The NCPCR has also submitted a set of suggestions to the Planning Commission linking a ban on child labour with universalisation of education.
"Child labour is banned in some sectors and regulated in others. We have found several lacuna in the law and want to see that all children have the right to education, health and protection," Sinha added.
Amongst the loopholes in the child labour prohibition act were the absence of agriculture in the list of prohibited sectors. Sinha said a child working for his family did not constitute as labour either. "This clause needs to be re-looked at," she said.
Elaborating on the task before the commission, Sinha said it would ensure the welfare of children from 0-18 years of age with special emphasis on children between the ages of 0-6 years.
Arresting dropout rates in school education while increasing funding for child protection schemes are expected to be on the commission's agenda.
The Hindu, 12-9-2007
Commission for enforcing right to education
NEW DELHI: The National Commission for Protection of Child Rights has asked the Government to implement the right to education to help in child labour abolition.
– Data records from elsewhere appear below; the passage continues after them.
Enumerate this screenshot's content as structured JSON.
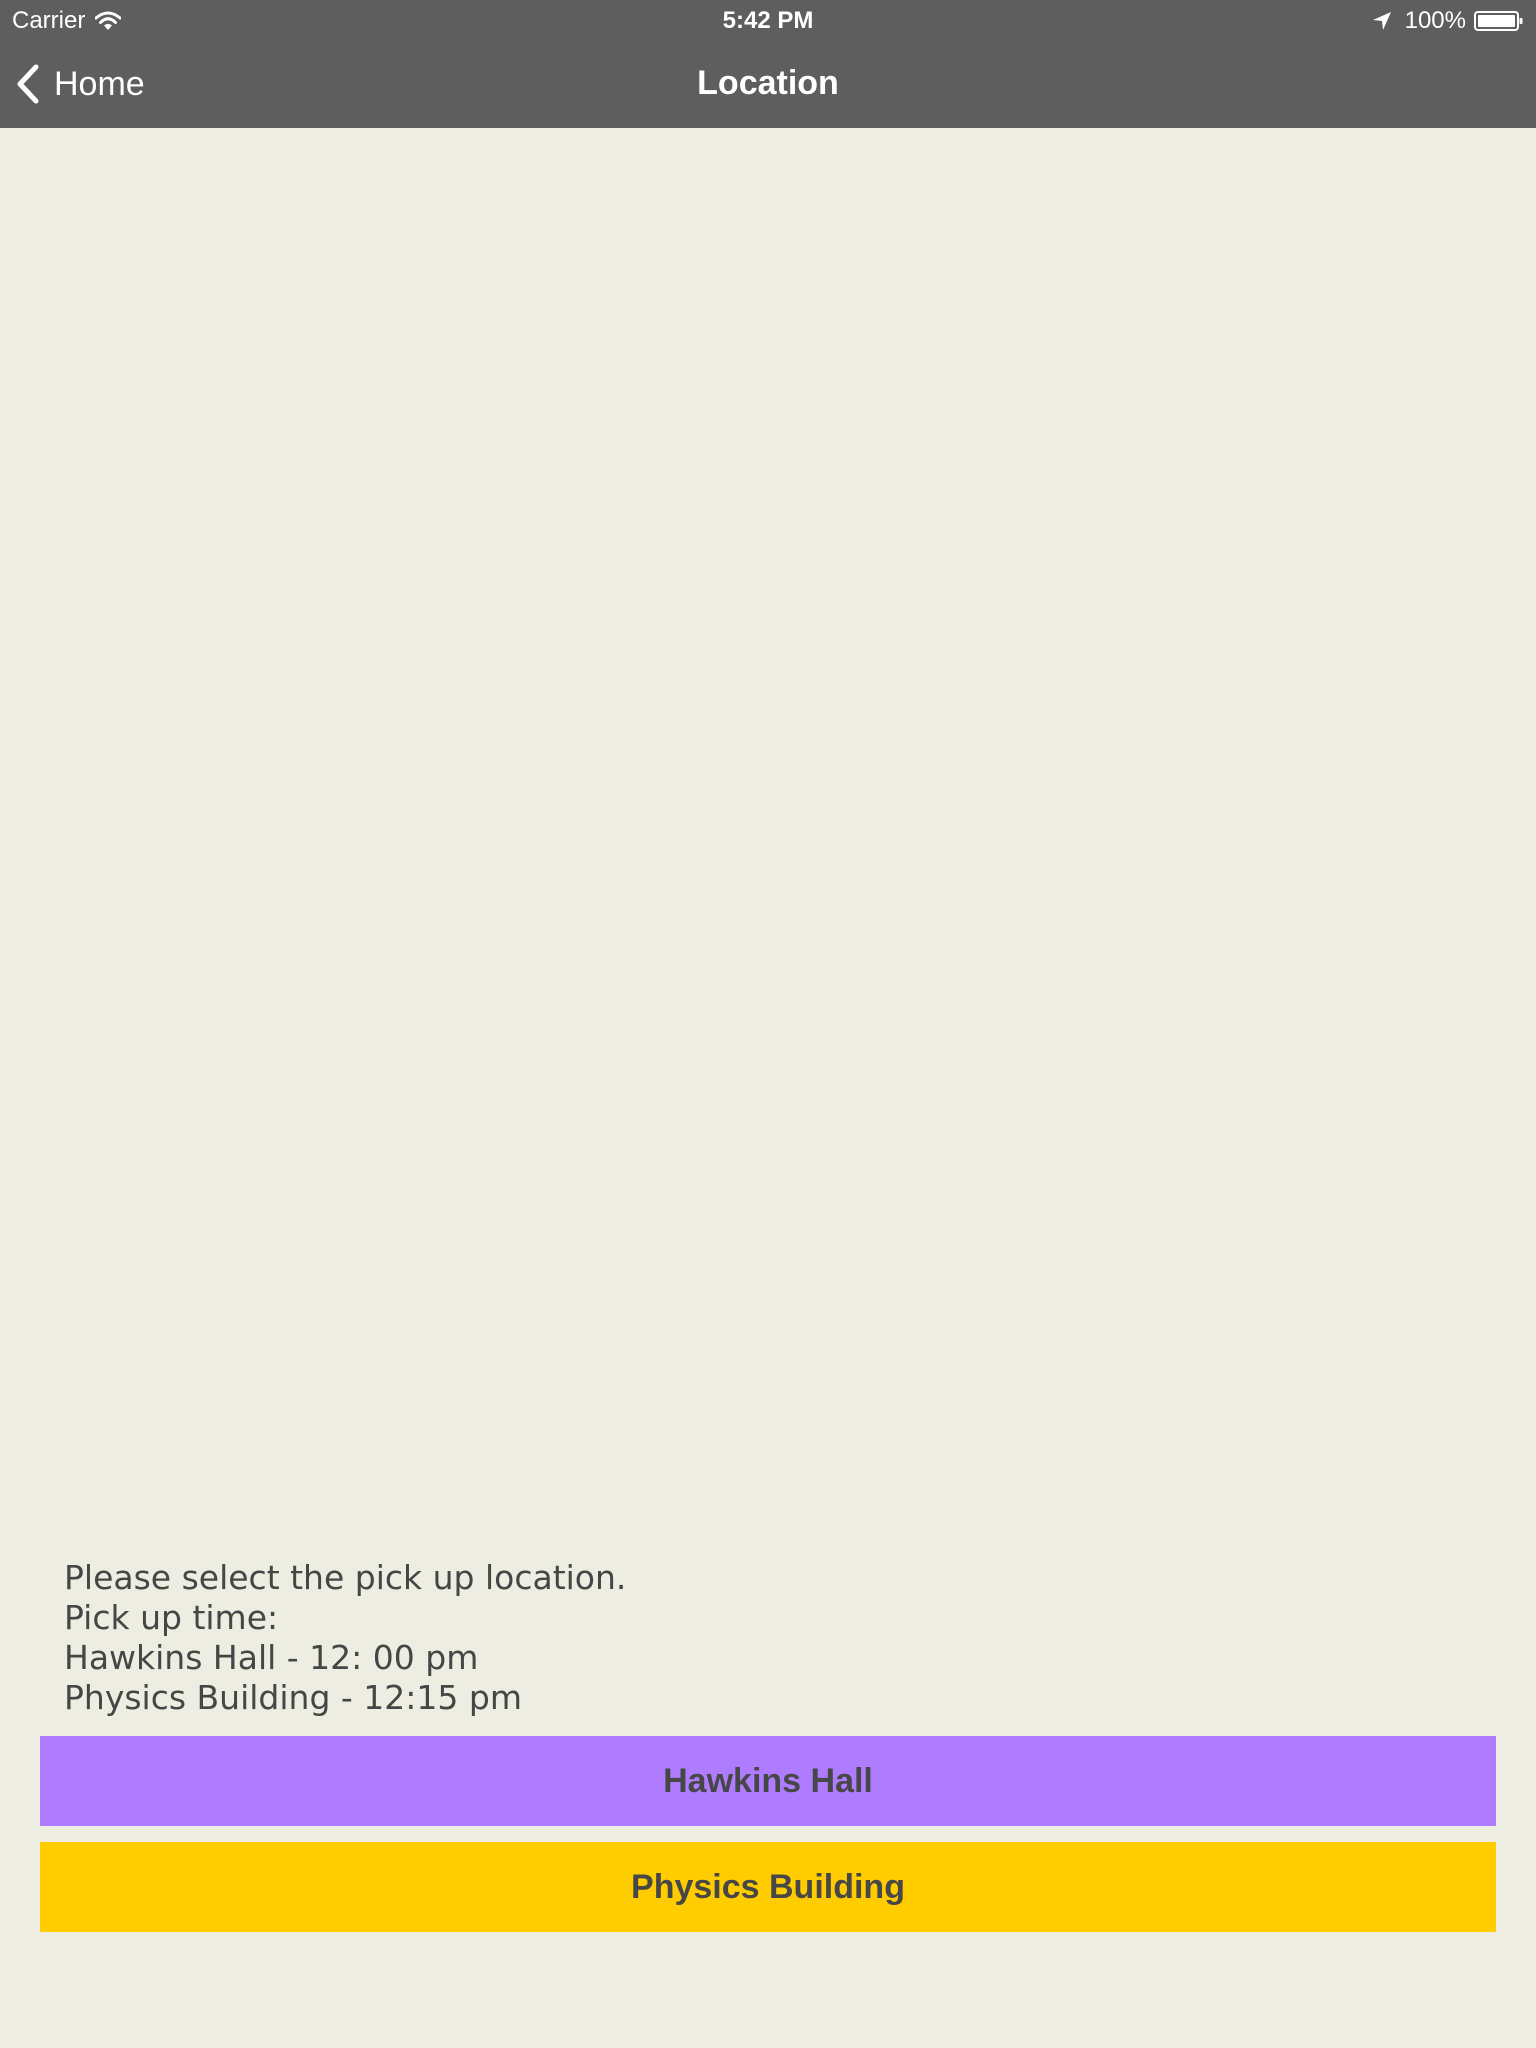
{
  "status_bar": {
    "carrier": "Carrier",
    "time": "5:42 PM",
    "battery": "100%",
    "icons": [
      "wifi-icon",
      "location-arrow-icon",
      "battery-icon"
    ]
  },
  "nav": {
    "back_label": "Home",
    "title": "Location"
  },
  "instructions": {
    "line1": "Please select the pick up location.",
    "line2": "Pick up time:",
    "line3": "Hawkins Hall - 12: 00 pm",
    "line4": "Physics Building - 12:15 pm"
  },
  "buttons": {
    "hawkins_label": "Hawkins Hall",
    "physics_label": "Physics Building"
  },
  "colors": {
    "nav_bar": "#5E5E5E",
    "background": "#EDEDE1",
    "hawkins_button": "#B07CFF",
    "physics_button": "#FFCC00",
    "button_text": "#474747"
  }
}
“We have given the Planning Commission a proposal detailing strategies for abolishing child labour in the 11th Plan, based on our meetings with various governments and non-governmental organisations,” Commission chairperson Shantha Sinha told reporters here on Tuesday.
The chairperson said the commission was planning to get in touch with corporate houses to impress upon them the need to eliminate child labour in their supply chain. The issue would be taken up with the national and multinational companies.
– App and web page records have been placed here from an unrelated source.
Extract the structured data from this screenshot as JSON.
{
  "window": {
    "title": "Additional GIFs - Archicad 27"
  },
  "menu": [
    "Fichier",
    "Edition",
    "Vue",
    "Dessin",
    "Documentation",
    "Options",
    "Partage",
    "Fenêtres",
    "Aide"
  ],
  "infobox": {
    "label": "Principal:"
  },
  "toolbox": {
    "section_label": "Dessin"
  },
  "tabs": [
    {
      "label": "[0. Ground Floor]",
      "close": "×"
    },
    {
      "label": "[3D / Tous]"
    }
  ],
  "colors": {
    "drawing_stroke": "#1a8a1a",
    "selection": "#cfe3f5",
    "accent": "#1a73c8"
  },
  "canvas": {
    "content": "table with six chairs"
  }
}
Even banks have been approached and asked to put it a condition before approving loans that no child labour was employed by them.
The need was to have a voice in favour of children and make children’s rights, including that of free and compulsory education, a priority.
Once the right to education is enforced, laws relating to child labour would have to be firmed up, Ms. Sinha said.
Describing the middle-class as the largest employer of child labour, Ms. Sinha said there had to be “moral indignation” against employing children and creating awareness that children too have rights that need to be protected.
Children also need to be trained to protect themselves from physical and sexual abuse by adopting any suitable approach whether sex education or any other form.
The Commission was working on formulating a protocol to ensure that children were not denied their rights in disturbed situations such as violence, terrorism and natural calamities.